Last year, amid protests over the murder of George Floyd, financial firms pledged billions of dollars to programs aimed at racial equity, including efforts to diversify their hiring and invest in Black businesses. And last month, Bank of America, BlackRock and Goldman Sachs were among hundreds of businesses and executives who signed a public letter opposing laws that would restrict voting across the country, especially for minority voters.
But in their recent commitments to racial justice, financial institutions have mostly mimicked others instead of pulling on the unique levers of power that they control.
Banks determine, manage and mitigate the risk of lending. Along with asset managers, they can stoke a market for risky debts or shun borrowers and projects they deem undesirable.

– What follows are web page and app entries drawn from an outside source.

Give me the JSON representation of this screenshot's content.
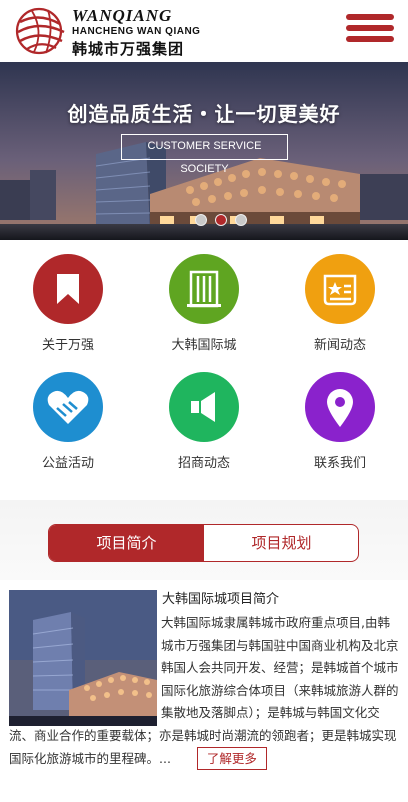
{
  "header": {
    "logo_en": "WANQIANG",
    "logo_en_sub": "HANCHENG WAN QIANG",
    "logo_cn": "韩城市万强集团",
    "menu_icon": "hamburger-menu-icon"
  },
  "banner": {
    "title": "创造品质生活・让一切更美好",
    "subtitle": "CUSTOMER SERVICE SOCIETY",
    "slide_count": 3,
    "active_slide": 2
  },
  "nav_grid": [
    {
      "label": "关于万强",
      "icon": "bookmark-icon",
      "color": "#b0282a"
    },
    {
      "label": "大韩国际城",
      "icon": "building-icon",
      "color": "#5fa521"
    },
    {
      "label": "新闻动态",
      "icon": "news-icon",
      "color": "#f0a010"
    },
    {
      "label": "公益活动",
      "icon": "heart-hands-icon",
      "color": "#1e8ed0"
    },
    {
      "label": "招商动态",
      "icon": "megaphone-icon",
      "color": "#1fb55e"
    },
    {
      "label": "联系我们",
      "icon": "location-pin-icon",
      "color": "#8a22cc"
    }
  ],
  "tabs": {
    "active": "项目简介",
    "inactive": "项目规划"
  },
  "article": {
    "title": "大韩国际城项目简介",
    "body": "大韩国际城隶属韩城市政府重点项目,由韩城市万强集团与韩国驻中国商业机构及北京韩国人会共同开发、经营；是韩城首个城市国际化旅游综合体项目（来韩城旅游人群的集散地及落脚点）；是韩城与韩国文化交流、商业合作的重要载体；亦是韩城时尚潮流的领跑者；更是韩城实现国际化旅游城市的里程碑。...",
    "more_label": "了解更多"
  },
  "colors": {
    "brand": "#b0282a"
  }
}
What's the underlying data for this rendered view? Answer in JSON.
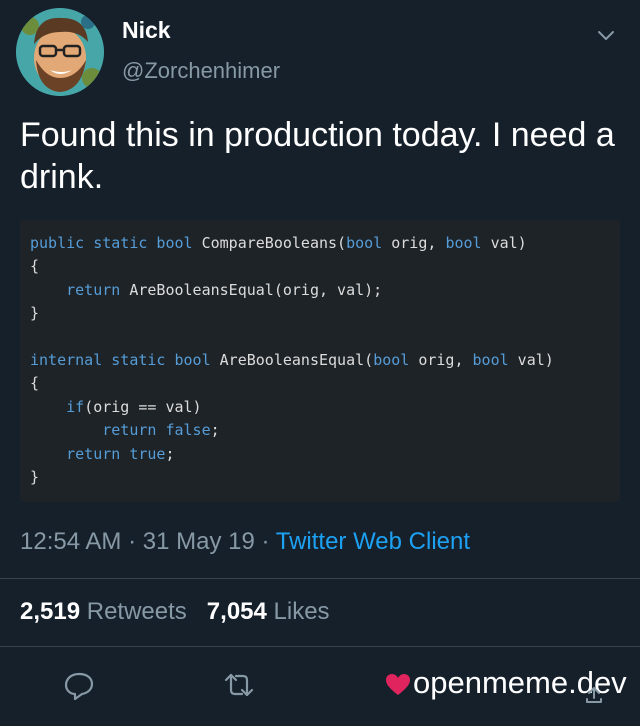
{
  "author": {
    "display_name": "Nick",
    "handle": "@Zorchenhimer"
  },
  "tweet": {
    "text": "Found this in production today.  I need a drink.",
    "time": "12:54 AM",
    "date": "31 May 19",
    "source": "Twitter Web Client"
  },
  "code": {
    "lines": [
      {
        "kw1": "public static bool",
        "txt1": " CompareBooleans(",
        "kw2": "bool",
        "txt2": " orig, ",
        "kw3": "bool",
        "txt3": " val)"
      },
      {
        "txt1": "{"
      },
      {
        "indent": "    ",
        "kw1": "return",
        "txt1": " AreBooleansEqual(orig, val);"
      },
      {
        "txt1": "}"
      },
      {
        "txt1": ""
      },
      {
        "kw1": "internal static bool",
        "txt1": " AreBooleansEqual(",
        "kw2": "bool",
        "txt2": " orig, ",
        "kw3": "bool",
        "txt3": " val)"
      },
      {
        "txt1": "{"
      },
      {
        "indent": "    ",
        "kw1": "if",
        "txt1": "(orig == val)"
      },
      {
        "indent": "        ",
        "kw1": "return false",
        "txt1": ";"
      },
      {
        "indent": "    ",
        "kw1": "return true",
        "txt1": ";"
      },
      {
        "txt1": "}"
      }
    ]
  },
  "stats": {
    "retweets_count": "2,519",
    "retweets_label": "Retweets",
    "likes_count": "7,054",
    "likes_label": "Likes"
  },
  "watermark": "openmeme.dev",
  "colors": {
    "background": "#15202b",
    "secondary_text": "#8899a6",
    "link": "#1da1f2",
    "keyword": "#569cd6",
    "heart": "#e0245e"
  },
  "icons": [
    "chevron-down-icon",
    "reply-icon",
    "retweet-icon",
    "heart-icon",
    "share-icon"
  ]
}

This power has been harnessed by social movements in the past, though not often.
During the civil rights movement, for example, extraordinary efforts by the National Association for the Advancement of Colored People pushed Childs Securities, a dealer of government bonds, to boycott Alabama’s municipal bonds in 1965. Roy Wilkins, the executive director of the N.A.A.C.P. at the time, said this “type of economic sanction” might trigger “long-overdue reforms.”

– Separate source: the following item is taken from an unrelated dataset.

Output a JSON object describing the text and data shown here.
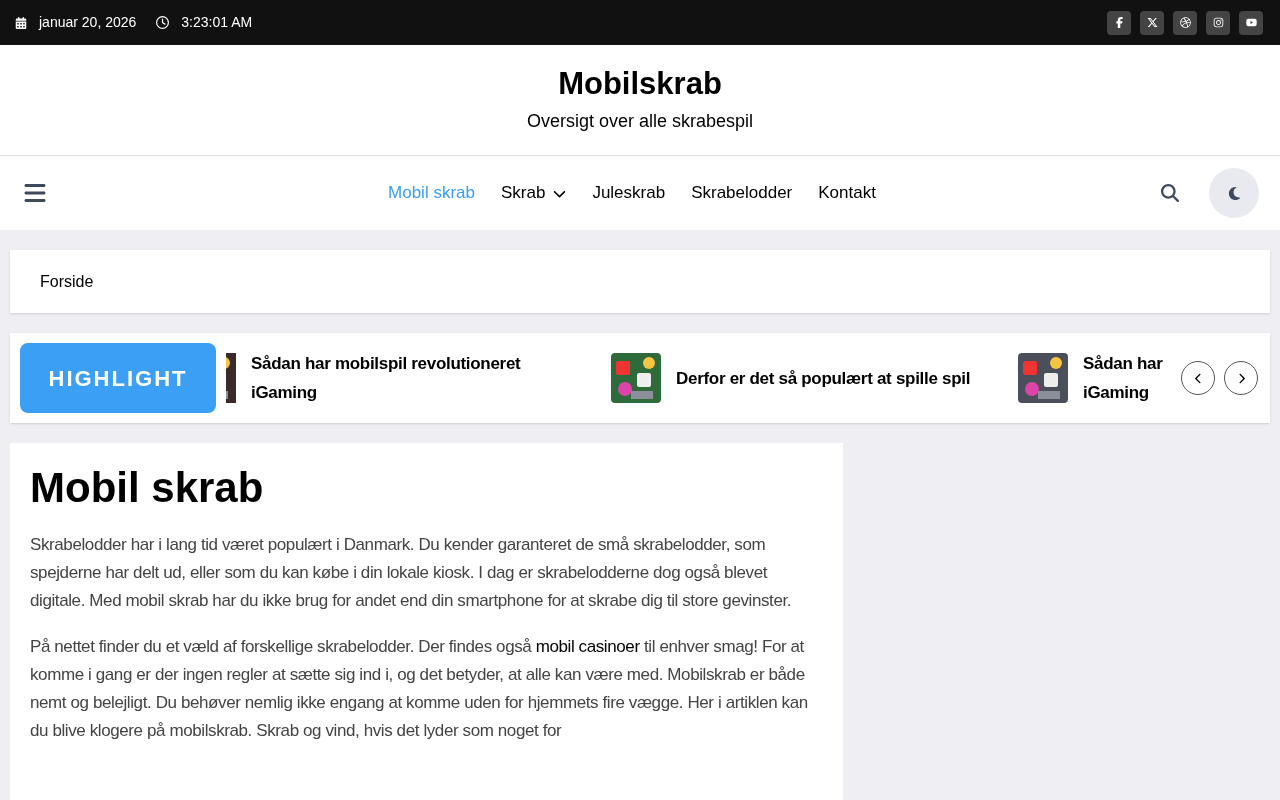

Civil rights activists rejected the suggestion that financiers were neutral intermediaries between abstract borrowers and investors. By purchasing the bonds of Southern states bent on segregation and underwriting Jim Crow infrastructure, the nation’s banks not only had buttressed these regimes, they had done so despite major judicial watersheds, most notably Brown v. Board of Education in 1954.